• **Task item**
Your task is to count the lines of the records that contain "times". Answer with the number and nothing else.
Segment Start: Information supplied
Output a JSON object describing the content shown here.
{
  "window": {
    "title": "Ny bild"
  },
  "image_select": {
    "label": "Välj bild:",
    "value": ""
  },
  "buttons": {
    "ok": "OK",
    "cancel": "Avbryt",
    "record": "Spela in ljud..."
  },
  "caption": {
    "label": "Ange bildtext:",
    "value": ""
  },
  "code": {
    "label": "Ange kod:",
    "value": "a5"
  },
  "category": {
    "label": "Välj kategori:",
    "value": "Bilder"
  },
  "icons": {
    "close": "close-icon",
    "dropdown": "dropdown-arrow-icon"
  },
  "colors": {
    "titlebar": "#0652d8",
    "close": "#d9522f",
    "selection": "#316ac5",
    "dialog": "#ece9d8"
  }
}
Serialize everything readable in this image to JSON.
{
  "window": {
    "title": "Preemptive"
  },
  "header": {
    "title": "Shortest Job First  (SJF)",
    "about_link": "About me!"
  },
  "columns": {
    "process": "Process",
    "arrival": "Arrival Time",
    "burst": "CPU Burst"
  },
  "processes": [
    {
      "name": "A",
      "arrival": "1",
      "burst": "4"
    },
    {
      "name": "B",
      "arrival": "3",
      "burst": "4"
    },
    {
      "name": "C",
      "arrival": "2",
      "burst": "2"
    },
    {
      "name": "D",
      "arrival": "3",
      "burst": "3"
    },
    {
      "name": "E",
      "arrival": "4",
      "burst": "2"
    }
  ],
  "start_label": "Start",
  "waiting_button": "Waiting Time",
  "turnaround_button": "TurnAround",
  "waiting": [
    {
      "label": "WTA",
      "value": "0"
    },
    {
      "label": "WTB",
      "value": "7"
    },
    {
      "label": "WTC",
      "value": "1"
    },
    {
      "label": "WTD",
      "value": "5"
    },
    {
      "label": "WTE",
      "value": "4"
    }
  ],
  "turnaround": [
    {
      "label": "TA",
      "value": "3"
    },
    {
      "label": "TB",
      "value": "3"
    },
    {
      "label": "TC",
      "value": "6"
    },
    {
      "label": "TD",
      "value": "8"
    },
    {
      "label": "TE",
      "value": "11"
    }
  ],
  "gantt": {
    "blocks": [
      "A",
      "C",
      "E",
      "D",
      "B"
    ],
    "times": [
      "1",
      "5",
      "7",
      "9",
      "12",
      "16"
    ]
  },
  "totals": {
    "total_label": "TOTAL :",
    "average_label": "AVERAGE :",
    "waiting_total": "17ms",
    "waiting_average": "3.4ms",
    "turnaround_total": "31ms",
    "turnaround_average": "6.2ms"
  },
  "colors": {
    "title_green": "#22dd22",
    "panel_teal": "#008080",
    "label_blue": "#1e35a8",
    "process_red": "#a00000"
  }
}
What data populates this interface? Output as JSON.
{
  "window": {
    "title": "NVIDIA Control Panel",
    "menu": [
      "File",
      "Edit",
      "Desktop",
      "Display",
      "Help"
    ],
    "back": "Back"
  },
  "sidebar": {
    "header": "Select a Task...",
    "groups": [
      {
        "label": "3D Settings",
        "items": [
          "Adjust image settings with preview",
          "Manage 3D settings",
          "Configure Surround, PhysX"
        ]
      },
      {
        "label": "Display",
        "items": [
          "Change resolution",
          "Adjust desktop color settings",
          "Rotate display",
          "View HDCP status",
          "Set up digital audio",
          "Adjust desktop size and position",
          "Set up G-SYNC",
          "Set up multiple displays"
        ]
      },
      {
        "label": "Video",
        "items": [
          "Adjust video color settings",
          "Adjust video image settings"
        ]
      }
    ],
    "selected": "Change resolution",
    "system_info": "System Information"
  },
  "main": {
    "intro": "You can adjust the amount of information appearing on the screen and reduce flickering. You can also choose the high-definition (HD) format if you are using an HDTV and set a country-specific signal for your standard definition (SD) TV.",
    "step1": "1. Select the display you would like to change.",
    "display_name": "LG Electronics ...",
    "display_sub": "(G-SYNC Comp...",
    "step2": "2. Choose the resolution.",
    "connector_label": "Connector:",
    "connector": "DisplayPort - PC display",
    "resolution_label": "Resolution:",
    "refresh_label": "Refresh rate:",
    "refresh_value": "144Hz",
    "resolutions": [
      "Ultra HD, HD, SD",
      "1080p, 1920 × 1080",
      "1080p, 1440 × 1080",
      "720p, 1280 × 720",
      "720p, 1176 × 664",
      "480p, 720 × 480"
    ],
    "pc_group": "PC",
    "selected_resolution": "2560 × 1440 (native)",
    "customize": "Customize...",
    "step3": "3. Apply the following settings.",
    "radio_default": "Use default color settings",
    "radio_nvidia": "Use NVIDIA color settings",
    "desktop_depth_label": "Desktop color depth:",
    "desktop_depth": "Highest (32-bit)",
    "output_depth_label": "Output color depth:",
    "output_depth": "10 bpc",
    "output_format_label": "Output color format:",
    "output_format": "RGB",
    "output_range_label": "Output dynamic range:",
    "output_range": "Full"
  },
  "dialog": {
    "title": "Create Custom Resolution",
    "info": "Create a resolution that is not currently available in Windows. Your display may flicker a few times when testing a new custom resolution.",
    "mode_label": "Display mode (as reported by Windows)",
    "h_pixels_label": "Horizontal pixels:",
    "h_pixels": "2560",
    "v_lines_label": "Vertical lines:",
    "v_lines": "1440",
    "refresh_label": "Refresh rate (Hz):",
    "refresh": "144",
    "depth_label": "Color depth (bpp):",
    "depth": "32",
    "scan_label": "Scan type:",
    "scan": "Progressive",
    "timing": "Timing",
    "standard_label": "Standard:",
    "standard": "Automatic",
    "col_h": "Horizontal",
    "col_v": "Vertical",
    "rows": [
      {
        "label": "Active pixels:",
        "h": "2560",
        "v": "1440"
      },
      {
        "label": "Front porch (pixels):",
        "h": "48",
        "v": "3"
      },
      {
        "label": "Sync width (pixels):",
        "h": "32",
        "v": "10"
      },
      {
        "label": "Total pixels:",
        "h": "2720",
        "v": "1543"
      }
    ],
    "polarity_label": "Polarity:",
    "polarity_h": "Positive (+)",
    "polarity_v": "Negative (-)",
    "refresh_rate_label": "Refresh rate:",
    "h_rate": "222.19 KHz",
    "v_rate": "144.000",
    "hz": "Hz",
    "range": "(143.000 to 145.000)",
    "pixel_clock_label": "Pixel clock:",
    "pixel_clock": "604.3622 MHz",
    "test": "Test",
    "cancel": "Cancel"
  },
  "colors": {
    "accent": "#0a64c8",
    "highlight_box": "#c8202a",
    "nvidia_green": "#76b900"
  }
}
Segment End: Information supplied
• **Exercise output**
2